    Third, and possibly most importantly, it's impossible to find a Series X without paying a nefarious scalper (or, ok, almost impossible, but, really, it's impossible to find them). Sure, the shortage might ease in a year or two, but in the mean time, the Series S is much more available, and it's cheaper.

    For all of the above reasons, I think Series S absolutely has a place in certain home setups.

    I would agree that in certain specific scenarios the Xbox Series S definitely merits a purchase. For starters, if you’re coming from the Xbox One (or even the Xbox One X) it’s a massive step up in performance. As you’ve mentioned the benefits of the SSD shouldn’t be overlooked either.

    My concern, as outlined in my article, is that the window of relevance for the Xbox Series S is rapidly shrinking.
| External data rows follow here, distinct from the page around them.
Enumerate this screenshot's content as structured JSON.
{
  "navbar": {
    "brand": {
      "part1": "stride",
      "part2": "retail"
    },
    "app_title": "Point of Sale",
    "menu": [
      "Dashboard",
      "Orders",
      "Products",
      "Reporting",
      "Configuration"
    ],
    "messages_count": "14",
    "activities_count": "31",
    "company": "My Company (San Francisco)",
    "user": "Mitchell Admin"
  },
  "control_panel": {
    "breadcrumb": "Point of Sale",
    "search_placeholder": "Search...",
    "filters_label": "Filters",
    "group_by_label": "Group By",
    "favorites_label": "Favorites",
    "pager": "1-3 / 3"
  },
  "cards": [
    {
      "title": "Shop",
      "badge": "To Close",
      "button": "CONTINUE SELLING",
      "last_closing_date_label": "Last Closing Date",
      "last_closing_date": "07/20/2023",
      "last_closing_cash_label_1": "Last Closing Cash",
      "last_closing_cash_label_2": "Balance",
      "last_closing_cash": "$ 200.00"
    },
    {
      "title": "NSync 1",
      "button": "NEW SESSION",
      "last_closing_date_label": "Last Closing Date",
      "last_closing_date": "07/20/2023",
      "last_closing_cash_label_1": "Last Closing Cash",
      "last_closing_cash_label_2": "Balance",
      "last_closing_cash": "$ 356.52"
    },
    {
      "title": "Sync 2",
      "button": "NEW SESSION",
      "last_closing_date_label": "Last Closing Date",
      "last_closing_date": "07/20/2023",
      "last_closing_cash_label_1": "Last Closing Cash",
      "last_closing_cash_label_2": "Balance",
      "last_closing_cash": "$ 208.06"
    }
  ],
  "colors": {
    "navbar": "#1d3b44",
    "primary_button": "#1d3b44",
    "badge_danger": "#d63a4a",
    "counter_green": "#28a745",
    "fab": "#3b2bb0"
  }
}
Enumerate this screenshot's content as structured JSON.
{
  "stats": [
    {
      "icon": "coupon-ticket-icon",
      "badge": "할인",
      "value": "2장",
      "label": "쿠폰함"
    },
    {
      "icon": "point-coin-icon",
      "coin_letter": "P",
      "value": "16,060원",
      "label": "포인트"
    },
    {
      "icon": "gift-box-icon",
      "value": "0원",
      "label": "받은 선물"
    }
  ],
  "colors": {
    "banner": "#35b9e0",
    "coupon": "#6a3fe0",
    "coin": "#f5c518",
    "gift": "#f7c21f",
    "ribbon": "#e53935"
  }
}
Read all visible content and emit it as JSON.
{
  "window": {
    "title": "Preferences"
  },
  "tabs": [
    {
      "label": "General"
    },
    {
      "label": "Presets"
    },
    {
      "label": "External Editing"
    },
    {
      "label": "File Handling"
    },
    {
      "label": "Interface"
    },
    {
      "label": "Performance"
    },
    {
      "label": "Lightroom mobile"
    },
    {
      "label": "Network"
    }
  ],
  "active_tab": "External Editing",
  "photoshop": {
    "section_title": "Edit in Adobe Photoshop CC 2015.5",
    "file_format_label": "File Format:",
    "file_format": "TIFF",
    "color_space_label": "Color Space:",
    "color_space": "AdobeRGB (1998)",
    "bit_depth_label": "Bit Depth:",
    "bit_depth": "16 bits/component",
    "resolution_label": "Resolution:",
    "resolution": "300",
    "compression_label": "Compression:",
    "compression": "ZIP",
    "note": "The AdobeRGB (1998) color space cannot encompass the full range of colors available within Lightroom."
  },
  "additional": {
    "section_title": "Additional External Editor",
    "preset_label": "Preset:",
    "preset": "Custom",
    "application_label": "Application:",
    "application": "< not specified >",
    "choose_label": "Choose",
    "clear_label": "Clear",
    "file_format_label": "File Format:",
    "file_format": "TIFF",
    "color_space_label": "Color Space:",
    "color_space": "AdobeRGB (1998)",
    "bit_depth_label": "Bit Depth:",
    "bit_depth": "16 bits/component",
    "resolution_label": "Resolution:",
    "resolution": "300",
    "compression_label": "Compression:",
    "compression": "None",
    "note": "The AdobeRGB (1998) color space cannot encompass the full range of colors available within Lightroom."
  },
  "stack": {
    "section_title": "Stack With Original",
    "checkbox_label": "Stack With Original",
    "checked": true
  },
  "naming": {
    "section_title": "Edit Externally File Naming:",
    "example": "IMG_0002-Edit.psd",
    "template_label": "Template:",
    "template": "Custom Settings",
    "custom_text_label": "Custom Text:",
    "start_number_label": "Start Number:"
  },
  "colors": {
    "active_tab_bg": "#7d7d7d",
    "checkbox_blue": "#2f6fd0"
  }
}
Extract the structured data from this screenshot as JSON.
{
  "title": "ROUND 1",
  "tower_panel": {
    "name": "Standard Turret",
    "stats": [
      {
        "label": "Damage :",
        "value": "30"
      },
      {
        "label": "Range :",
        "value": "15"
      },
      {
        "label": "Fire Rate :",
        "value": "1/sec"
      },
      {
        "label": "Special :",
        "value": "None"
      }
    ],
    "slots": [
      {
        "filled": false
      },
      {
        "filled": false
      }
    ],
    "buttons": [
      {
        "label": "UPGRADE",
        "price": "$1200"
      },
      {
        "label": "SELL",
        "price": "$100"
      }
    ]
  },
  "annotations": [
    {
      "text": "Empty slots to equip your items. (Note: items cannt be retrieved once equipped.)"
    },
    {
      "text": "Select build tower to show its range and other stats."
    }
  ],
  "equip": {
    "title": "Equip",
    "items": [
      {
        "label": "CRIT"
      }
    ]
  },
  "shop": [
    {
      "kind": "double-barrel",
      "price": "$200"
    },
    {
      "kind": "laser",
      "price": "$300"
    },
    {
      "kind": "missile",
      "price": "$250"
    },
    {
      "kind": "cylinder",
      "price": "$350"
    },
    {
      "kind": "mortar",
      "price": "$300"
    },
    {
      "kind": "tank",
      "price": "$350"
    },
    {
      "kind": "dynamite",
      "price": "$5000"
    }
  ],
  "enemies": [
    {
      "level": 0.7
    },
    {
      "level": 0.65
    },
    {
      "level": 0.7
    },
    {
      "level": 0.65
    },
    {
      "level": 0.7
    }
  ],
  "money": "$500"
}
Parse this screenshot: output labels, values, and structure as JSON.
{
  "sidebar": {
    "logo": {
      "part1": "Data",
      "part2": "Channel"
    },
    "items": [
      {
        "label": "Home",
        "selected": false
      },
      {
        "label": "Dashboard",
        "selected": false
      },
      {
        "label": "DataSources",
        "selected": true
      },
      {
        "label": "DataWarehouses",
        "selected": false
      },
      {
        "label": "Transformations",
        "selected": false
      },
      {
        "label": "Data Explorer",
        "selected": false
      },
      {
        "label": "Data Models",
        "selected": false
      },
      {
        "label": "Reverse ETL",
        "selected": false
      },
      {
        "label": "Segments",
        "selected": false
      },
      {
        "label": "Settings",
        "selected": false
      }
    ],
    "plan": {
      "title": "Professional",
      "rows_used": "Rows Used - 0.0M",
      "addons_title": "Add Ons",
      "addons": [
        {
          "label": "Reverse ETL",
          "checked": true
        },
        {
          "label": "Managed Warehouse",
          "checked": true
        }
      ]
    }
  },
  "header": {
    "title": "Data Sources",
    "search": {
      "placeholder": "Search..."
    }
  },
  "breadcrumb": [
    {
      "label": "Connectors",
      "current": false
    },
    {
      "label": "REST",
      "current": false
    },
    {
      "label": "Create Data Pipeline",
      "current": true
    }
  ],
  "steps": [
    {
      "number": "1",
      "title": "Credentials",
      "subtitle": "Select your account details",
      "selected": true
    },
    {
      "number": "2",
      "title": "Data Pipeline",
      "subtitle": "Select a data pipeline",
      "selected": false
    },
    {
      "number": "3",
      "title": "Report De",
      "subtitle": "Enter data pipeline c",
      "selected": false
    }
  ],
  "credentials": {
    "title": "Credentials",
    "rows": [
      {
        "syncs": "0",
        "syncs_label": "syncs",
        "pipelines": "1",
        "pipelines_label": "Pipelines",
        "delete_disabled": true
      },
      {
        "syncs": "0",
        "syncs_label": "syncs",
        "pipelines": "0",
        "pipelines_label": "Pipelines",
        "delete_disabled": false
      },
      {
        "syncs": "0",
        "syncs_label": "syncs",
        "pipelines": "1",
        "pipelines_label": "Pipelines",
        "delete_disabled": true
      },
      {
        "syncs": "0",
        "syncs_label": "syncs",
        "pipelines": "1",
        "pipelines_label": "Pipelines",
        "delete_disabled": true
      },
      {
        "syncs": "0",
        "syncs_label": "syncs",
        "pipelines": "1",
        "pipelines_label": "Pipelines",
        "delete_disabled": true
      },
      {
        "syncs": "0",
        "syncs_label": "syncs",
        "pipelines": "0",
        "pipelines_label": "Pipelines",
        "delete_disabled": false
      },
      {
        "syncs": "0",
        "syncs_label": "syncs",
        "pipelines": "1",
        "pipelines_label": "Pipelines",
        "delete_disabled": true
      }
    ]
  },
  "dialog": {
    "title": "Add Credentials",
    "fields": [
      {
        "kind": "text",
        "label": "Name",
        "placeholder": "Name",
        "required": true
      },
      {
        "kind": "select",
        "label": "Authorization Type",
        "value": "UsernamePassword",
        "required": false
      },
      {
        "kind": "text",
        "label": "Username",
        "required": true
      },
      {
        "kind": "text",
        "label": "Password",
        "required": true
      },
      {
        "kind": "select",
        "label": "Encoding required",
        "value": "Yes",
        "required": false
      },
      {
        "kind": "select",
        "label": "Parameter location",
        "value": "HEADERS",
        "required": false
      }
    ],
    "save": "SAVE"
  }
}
Currently, it’s an excellent way to get next-gen performance at a (relatively) cheap price, but as the generation continues the machine’s ability to hit its current level of performance could decline. We’re already seeing a handful of titles experience issues and limitations on the Xbox Series S, and my worry is that these problems will start to become more common in the years to come.

    I think in the here and now there are reasons to consider the Xbox Series S, but as a long-term purchase, it’s an unwise choice. Anyone looking for a gaming console that will last them 5+ years should opt for the Xbox Series X instead.

    As for the stock issues plaguing the Xbox Series X, well those are a real pain. However, in time supply will improve, and thankfully there is already a range of dedicated stock tracking services and social media accounts that can make securing one a little bit easier. We even have a few articles to help with that on the site, if you’re needing some tips ;)
    Reply
  • dvslawrence
    Yeah, as someone who owns both consoles I don't love this take. The Series S punches above its weight for sure. In games that properly optimize for the machine, it looks great and runs great. If anything as the old consoles fall off the Series S may shine more, as they can take full advantage of RDNA2 and all of its next gen benefits. If anything, the games where it doesn't run well should be called out for not properly supporting the console. It's been proven to deliver a great gaming experience in many titles.
    Reply